  • @body is a Ruby hash that contains values with which you can populate the mail template. You created three key-value pairs: title, email, and message.

  • @recipients is a list of the people to whom the message is being sent.

  • @from defines who the e-mail is from.

  • @sent_on takes the sent_at parameter and sets the timestamp of the e-mail.

  • @headers is another hash that enables you to modify the e-mail headers. For example, you can set the MIME type of the e-mail if you want to send either plain text or HTML e-mail.

Now, we will create a mailer template, which is just text with standard Rails <%= %> placeholders scattered throughout.

Put the following code in the app/views/contact.html.erb file


You are having one email message from <%= @email %> with a tilte 

<%= @title %>
and following is the message:
<%= @message %>


Next we will create a controller for this application as follows:

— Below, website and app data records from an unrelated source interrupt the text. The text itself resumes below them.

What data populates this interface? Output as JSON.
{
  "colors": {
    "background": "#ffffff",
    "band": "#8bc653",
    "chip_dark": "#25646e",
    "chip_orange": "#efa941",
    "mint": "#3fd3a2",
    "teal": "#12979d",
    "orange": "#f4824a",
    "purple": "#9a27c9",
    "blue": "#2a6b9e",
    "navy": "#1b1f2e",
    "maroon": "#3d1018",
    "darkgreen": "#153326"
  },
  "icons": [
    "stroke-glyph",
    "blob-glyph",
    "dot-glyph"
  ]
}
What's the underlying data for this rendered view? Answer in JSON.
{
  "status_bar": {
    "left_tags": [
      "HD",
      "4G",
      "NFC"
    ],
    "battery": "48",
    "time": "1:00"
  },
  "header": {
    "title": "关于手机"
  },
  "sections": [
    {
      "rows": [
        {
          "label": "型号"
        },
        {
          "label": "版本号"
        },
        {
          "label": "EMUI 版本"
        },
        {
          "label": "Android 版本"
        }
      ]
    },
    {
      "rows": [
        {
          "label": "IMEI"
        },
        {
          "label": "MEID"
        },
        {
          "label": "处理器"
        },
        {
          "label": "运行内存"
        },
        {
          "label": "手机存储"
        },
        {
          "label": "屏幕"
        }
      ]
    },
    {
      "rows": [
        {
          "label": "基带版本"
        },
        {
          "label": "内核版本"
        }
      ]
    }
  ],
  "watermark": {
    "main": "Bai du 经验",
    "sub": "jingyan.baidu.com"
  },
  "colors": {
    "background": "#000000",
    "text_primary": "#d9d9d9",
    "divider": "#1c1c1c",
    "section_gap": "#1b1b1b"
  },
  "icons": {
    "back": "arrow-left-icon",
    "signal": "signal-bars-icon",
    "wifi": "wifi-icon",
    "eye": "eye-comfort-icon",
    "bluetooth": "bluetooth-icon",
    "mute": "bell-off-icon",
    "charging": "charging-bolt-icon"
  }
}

C:\ruby\emails> ruby script/generate controller Emailer

Now, let's define a controller method in emailer_controller.rb, which will call the Model method to send the actual email as follows:

class EmailerController < ApplicationController
   def sendmail
      email = @params["email"]
         recipient = email["recipient"]
         subject = email["subject"]
         message = email["message"]
      Emailer.deliver_contact(recipient, subject, message)
      return if request.xhr?
      render :text ⇒ 'Message sent successfully'

To deliver emails using the mailer's contact method, you have to add deliver_ at the beginning of the method name. You add a return - request.xhr?, so that you can escape to Rails Java Script (RJS), if the browser does not support JavaScript and then tell the method to render a text message.

You are almost done except to prepare a screen from where you will get the user information to send email. So, let's define one screen method index in controller and corresponding view:

Add the following code in the emailer_controller.rb file:

def index
   render :file ⇒ 'app\views\emailer\index.html.erb'

Now, let's define our view in app\views\emails\index.html.erb

<h1>Send Email</h1>

<%= start_form_tag :action ⇒ 'sendmail' %>

<p><label for="email_subject">Subject</label>:
<%= text_field 'email', 'subject' %></p>

<p><label for="email_recipient">Recipient</label>:
<%= text_field 'email', 'recipient' %></p>

<p><label for="email_message">Message</label><br/>
<%= text_area 'email', 'message' %></p>

<%= submit_tag "Send" %>
<%= end_form_tag %>

Now, test your application by using It displays the following screen and by using this screen, you will be able to send your message to anybody.

Send Email

This will send your message and will display the text message "Message sent successfully".

For more information on how to send emails using Rails, please go through ActionMailer.